▶ [WHAT TO PRODUCE] Whenever a line below holds the word "تبقى", count it; please give only the final number.
*** EXERCISE MATERIAL ***
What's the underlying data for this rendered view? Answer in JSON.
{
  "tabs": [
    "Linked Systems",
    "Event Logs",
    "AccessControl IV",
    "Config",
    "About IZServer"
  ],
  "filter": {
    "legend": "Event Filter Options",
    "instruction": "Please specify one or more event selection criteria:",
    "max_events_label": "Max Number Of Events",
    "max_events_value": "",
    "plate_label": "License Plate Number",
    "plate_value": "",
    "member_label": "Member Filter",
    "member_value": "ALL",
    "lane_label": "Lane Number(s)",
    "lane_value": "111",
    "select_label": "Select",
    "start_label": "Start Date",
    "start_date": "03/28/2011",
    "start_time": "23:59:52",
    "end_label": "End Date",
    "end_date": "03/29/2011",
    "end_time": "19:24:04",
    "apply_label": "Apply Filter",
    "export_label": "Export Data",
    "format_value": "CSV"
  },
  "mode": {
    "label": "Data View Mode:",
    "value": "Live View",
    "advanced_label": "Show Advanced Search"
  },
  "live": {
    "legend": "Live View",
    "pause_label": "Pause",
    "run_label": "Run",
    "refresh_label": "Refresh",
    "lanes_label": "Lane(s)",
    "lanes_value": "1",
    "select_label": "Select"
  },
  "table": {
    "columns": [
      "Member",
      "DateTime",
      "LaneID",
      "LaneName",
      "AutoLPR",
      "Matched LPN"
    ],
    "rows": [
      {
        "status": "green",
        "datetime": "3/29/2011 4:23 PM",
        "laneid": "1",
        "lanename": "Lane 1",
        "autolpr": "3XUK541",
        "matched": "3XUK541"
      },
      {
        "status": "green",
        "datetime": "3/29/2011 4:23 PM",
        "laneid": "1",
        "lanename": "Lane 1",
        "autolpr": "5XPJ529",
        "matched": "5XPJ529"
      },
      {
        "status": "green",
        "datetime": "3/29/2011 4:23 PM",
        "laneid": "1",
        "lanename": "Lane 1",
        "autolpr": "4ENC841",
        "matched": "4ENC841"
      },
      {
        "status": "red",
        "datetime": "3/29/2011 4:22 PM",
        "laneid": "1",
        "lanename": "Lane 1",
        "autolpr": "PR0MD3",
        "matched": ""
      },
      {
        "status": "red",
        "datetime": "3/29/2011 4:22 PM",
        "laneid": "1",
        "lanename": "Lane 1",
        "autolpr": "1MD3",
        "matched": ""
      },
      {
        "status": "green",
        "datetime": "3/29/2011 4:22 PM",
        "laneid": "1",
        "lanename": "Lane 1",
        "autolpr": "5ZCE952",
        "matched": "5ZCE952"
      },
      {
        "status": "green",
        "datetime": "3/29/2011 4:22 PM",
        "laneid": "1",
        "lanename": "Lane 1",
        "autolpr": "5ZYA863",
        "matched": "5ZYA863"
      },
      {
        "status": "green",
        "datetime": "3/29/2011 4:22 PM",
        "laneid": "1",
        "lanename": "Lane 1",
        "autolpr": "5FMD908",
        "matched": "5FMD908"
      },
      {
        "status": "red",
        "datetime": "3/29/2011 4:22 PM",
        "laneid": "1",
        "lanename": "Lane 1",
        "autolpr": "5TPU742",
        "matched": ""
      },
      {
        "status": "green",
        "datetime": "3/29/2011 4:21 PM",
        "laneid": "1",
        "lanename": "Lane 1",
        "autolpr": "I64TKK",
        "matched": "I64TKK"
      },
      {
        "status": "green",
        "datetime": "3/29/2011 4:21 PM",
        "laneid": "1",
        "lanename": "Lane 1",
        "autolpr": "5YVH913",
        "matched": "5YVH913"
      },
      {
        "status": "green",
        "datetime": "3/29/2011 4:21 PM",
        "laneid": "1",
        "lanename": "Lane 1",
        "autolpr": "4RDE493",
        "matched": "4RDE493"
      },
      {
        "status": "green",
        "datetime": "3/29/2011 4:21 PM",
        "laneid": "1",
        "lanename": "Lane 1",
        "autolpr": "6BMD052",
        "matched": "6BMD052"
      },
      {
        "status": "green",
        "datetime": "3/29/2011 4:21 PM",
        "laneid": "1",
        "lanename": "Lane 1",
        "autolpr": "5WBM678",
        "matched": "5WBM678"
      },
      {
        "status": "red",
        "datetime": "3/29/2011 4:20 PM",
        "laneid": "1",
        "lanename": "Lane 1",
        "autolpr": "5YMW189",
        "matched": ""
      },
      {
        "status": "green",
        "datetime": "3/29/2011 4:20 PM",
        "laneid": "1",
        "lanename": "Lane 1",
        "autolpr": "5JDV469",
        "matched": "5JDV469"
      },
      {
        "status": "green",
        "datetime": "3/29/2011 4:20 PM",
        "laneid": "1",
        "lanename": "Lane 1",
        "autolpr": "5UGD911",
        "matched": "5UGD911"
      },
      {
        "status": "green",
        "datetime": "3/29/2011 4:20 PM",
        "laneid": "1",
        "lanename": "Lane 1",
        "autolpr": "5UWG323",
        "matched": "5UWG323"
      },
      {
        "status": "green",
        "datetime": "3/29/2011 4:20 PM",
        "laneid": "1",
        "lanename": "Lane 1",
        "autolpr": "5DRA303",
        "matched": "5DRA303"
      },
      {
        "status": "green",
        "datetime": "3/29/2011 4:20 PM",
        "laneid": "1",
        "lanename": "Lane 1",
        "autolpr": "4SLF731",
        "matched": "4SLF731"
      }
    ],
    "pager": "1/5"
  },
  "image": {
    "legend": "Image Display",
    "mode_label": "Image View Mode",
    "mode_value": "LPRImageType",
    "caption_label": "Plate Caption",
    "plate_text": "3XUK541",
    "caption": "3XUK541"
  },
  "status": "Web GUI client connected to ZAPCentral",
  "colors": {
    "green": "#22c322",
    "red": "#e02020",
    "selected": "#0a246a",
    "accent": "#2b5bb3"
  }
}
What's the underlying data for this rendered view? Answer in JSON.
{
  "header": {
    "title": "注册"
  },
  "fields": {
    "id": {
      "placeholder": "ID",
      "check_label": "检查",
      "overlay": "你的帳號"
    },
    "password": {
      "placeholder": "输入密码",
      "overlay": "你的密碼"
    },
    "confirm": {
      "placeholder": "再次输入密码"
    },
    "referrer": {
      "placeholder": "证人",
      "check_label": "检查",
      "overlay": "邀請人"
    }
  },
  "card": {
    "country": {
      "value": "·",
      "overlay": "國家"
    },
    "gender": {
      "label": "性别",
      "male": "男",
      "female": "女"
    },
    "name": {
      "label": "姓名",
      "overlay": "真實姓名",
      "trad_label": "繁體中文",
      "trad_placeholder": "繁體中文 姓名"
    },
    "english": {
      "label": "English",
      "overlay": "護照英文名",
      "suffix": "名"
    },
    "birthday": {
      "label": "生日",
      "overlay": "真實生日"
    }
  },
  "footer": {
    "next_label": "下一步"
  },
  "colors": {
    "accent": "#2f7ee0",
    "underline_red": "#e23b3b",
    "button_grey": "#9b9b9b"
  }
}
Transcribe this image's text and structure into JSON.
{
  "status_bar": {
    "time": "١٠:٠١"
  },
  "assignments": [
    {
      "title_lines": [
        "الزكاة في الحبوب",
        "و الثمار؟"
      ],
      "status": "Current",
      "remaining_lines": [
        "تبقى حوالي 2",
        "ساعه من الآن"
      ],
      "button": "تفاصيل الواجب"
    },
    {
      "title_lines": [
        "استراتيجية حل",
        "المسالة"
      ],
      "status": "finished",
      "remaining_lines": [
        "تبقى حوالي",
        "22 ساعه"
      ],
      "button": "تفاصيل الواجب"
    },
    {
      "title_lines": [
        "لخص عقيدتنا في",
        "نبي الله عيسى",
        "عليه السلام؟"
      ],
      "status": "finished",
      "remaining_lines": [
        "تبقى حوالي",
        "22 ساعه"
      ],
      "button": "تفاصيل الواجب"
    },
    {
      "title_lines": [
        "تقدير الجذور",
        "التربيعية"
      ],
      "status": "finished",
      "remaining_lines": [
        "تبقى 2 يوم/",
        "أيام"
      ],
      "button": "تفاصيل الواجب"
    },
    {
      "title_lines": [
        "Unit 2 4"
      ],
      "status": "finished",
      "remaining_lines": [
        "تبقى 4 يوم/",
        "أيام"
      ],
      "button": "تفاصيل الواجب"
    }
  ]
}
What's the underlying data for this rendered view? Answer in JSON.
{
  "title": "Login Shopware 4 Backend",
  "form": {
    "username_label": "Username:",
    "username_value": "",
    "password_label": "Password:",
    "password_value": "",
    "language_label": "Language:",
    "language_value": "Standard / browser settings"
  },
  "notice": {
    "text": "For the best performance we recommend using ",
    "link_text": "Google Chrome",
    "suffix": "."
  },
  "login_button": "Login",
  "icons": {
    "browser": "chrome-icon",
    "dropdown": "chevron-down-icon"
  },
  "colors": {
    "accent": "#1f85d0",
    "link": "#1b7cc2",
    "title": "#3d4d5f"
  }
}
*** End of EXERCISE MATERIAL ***
▶ [SOLUTION TO THE EXERCISE] 5